- _PROBLEM STATEMENT_: Look through the lines below, find those with the word "floor", and copy them.

=== Section Start ===

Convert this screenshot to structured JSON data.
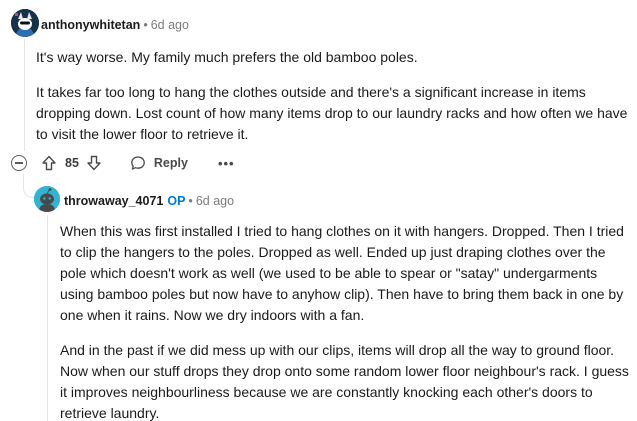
{
  "comment": {
    "username": "anthonywhitetan",
    "separator": "•",
    "time": "6d ago",
    "paragraphs": [
      "It's way worse. My family much prefers the old bamboo poles.",
      "It takes far too long to hang the clothes outside and there's a significant increase in items dropping down. Lost count of how many items drop to our laundry racks and how often we have to visit the lower floor to retrieve it."
    ],
    "votes": "85",
    "reply_label": "Reply",
    "more_label": "•••"
  },
  "reply": {
    "username": "throwaway_4071",
    "op_badge": "OP",
    "separator": "•",
    "time": "6d ago",
    "paragraphs": [
      "When this was first installed I tried to hang clothes on it with hangers. Dropped. Then I tried to clip the hangers to the poles. Dropped as well. Ended up just draping clothes over the pole which doesn't work as well (we used to be able to spear or \"satay\" undergarments using bamboo poles but now have to anyhow clip). Then have to bring them back in one by one when it rains. Now we dry indoors with a fan.",
      "And in the past if we did mess up with our clips, items will drop all the way to ground floor. Now when our stuff drops they drop onto some random lower floor neighbour's rack. I guess it improves neighbourliness because we are constantly knocking each other's doors to retrieve laundry."
    ]
  },
  "icons": {
    "avatar1": "snoo-avatar-icon",
    "avatar2": "snoo-avatar-icon",
    "collapse": "collapse-thread-icon",
    "upvote": "upvote-arrow-icon",
    "downvote": "downvote-arrow-icon",
    "reply": "comment-bubble-icon"
  },
  "colors": {
    "op_badge": "#0079d3",
    "avatar2_bg": "#2fb5d2",
    "avatar1_bg": "#1c2a3a",
    "thread_line": "#e5e5e5"
  }
}
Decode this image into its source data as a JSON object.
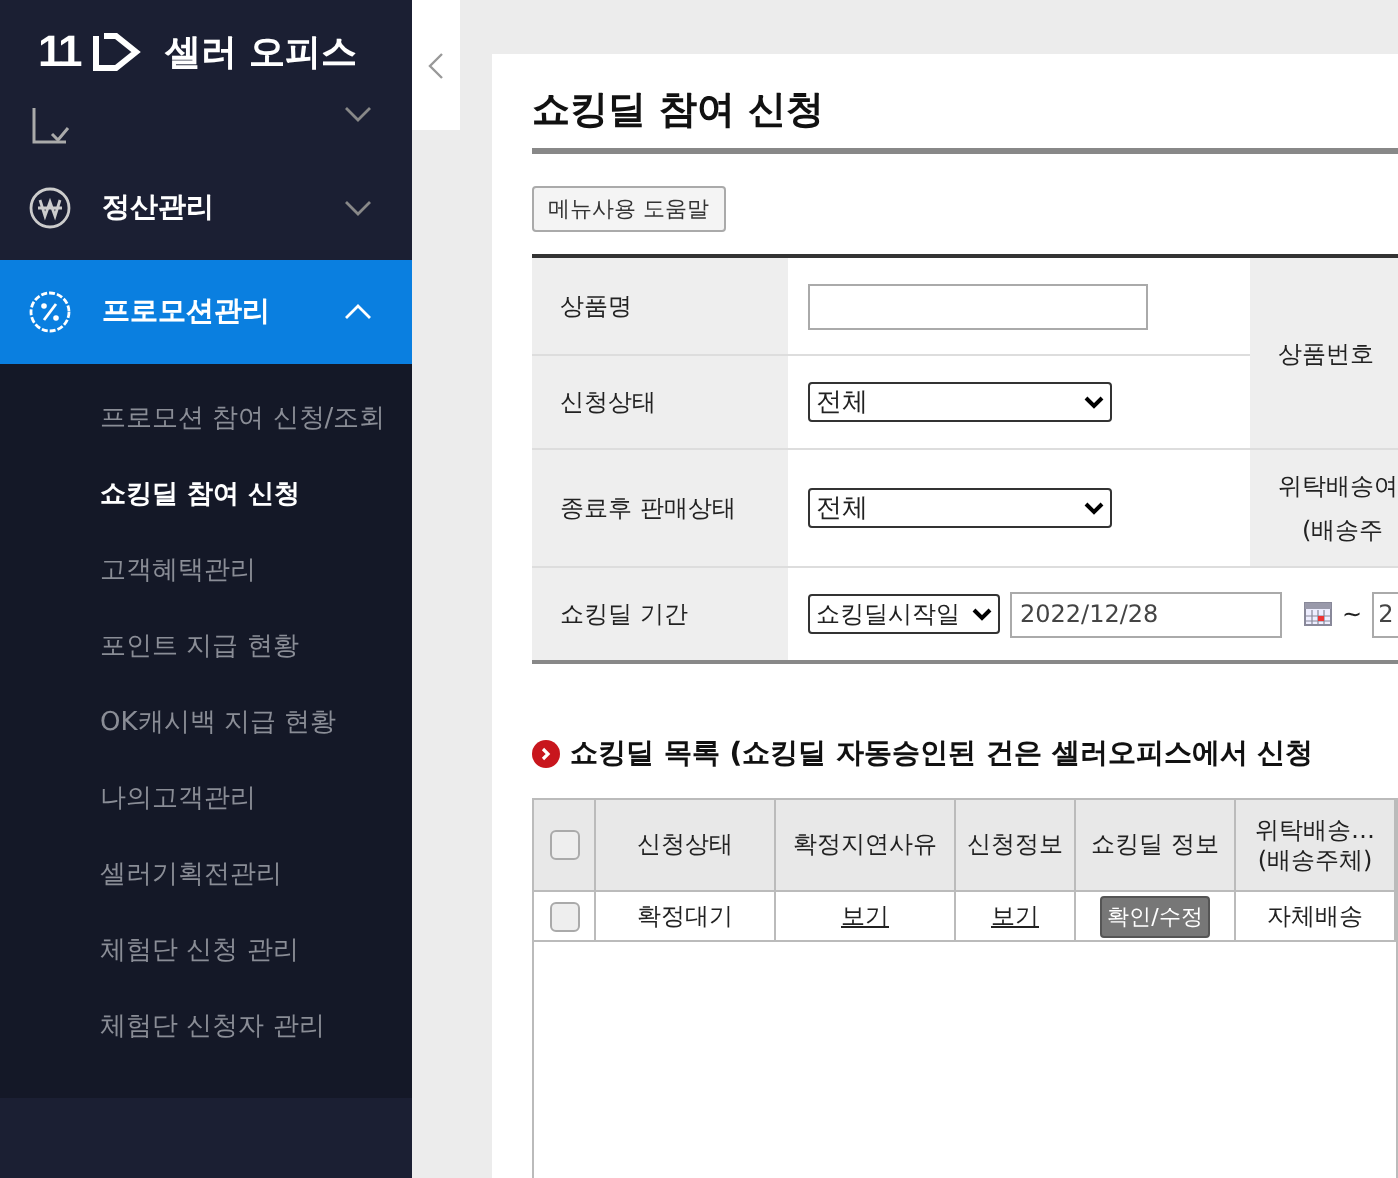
{
  "logo": {
    "mark": "11",
    "title": "셀러 오피스"
  },
  "sidebar": {
    "items": [
      {
        "kind": "check",
        "expanded": false,
        "selected": false
      },
      {
        "kind": "won",
        "label": "정산관리",
        "expanded": false,
        "selected": false
      },
      {
        "kind": "percent",
        "label": "프로모션관리",
        "expanded": true,
        "selected": true,
        "children": [
          {
            "label": "프로모션 참여 신청/조회",
            "selected": false
          },
          {
            "label": "쇼킹딜 참여 신청",
            "selected": true
          },
          {
            "label": "고객혜택관리",
            "selected": false
          },
          {
            "label": "포인트 지급 현황",
            "selected": false
          },
          {
            "label": "OK캐시백 지급 현황",
            "selected": false
          },
          {
            "label": "나의고객관리",
            "selected": false
          },
          {
            "label": "셀러기획전관리",
            "selected": false
          },
          {
            "label": "체험단 신청 관리",
            "selected": false
          },
          {
            "label": "체험단 신청자 관리",
            "selected": false
          }
        ]
      }
    ]
  },
  "page": {
    "title": "쇼킹딜 참여 신청",
    "help_button": "메뉴사용 도움말"
  },
  "search_form": {
    "product_name": {
      "label": "상품명"
    },
    "status": {
      "label": "신청상태",
      "value": "전체"
    },
    "after_status": {
      "label": "종료후 판매상태",
      "value": "전체"
    },
    "period": {
      "label": "쇼킹딜 기간",
      "type": "쇼킹딜시작일",
      "start": "2022/12/28",
      "separator": "~",
      "end": "2"
    },
    "product_number": {
      "label": "상품번호"
    },
    "delivery": {
      "label": "위탁배송여",
      "sublabel": "(배송주"
    }
  },
  "list": {
    "heading": "쇼킹딜 목록 (쇼킹딜 자동승인된 건은 셀러오피스에서 신청",
    "columns": [
      "신청상태",
      "확정지연사유",
      "신청정보",
      "쇼킹딜 정보",
      [
        "위탁배송…",
        "(배송주체)"
      ]
    ],
    "all_checked": false,
    "rows": [
      {
        "checked": false,
        "status": "확정대기",
        "delay_reason": "보기",
        "info": "보기",
        "deal_button": "확인/수정",
        "delivery": "자체배송"
      }
    ]
  }
}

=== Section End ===

- _TASK OUTPUT_:
      "It takes far too long to hang the clothes outside and there's a significant increase in items dropping down. Lost count of how many items drop to our laundry racks and how often we have to visit the lower floor to retrieve it."
      "And in the past if we did mess up with our clips, items will drop all the way to ground floor. Now when our stuff drops they drop onto some random lower floor neighbour's rack. I guess it improves neighbourliness because we are constantly knocking each other's doors to retrieve laundry."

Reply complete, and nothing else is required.